Or for "purple" or "silver" for that matter.

David Pickett said...

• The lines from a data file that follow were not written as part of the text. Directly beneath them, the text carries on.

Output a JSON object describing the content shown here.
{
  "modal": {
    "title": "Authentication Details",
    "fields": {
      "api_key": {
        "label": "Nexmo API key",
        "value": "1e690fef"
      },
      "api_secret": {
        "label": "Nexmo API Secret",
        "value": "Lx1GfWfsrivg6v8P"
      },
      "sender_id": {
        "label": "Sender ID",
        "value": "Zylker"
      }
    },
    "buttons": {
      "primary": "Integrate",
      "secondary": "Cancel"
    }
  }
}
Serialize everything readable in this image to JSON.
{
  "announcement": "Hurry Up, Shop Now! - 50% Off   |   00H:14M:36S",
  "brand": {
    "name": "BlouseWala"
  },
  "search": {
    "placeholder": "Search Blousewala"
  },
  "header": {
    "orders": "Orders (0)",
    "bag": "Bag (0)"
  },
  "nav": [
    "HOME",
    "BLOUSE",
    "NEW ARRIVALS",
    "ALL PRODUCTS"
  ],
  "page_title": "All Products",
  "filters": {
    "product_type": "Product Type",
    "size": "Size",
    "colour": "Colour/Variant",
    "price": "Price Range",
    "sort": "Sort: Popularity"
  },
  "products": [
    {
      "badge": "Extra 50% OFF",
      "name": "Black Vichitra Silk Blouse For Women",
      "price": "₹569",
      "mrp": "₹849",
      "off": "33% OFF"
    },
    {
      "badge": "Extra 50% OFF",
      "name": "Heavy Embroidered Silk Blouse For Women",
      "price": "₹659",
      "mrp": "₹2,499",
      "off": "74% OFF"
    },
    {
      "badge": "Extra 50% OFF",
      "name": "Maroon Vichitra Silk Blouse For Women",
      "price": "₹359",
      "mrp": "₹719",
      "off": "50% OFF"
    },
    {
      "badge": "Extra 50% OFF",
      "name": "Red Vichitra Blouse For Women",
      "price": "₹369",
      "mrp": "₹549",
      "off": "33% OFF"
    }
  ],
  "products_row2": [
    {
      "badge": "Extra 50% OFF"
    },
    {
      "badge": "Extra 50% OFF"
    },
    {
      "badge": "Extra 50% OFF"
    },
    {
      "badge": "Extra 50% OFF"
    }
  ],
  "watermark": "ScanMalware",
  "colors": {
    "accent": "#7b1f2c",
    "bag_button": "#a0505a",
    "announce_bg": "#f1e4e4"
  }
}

Odd, isn't it, that those three words are all color words? The one non-color no-rhyme word I know is "syzygy." Come to think of it, though, that sounds like it should be a color, some blazing, violent shade of red that you'd only find in the Crayola 512-crayon box (once they come up with it). Ah, crayons...nothing like whipping out a giant box of crayons and a nice coloring book and going to town. The waxy tints lend themselves well to shading and smudging, though you have to be careful with the off-brands, which chunk up like hard curdled milk and end up in the carpet, where they get smashed into the fibers, leading your wife (or husband, no intended genderism here) to take the poker from the stand next to the fireplace and lay it about your head, shoulders, and pale, bony withers, while you yelp and scramble to get away, slipping in the puddle of urine you just let out and landing face-first in the cool, scratchy wool/silk blend fibers of the aforementioned carpet, and wouldn't it be nice to just have a bit of a nap right now? Maybe slip on out for a quick dream of a land where the dew lays heavy on the green grass, an hour before dawn, stars beaming down on you like the bright, bright eyes of your ancestors, pitiless but somehow, you feel, urging you on in your struggle to make something sensible out of your life. And before your darkening eyes, soaking into the carpet fibers, your blood seems to form the letters of an alien language, spelling out -- somehow you know this -- the name of the very color it is: syzygy.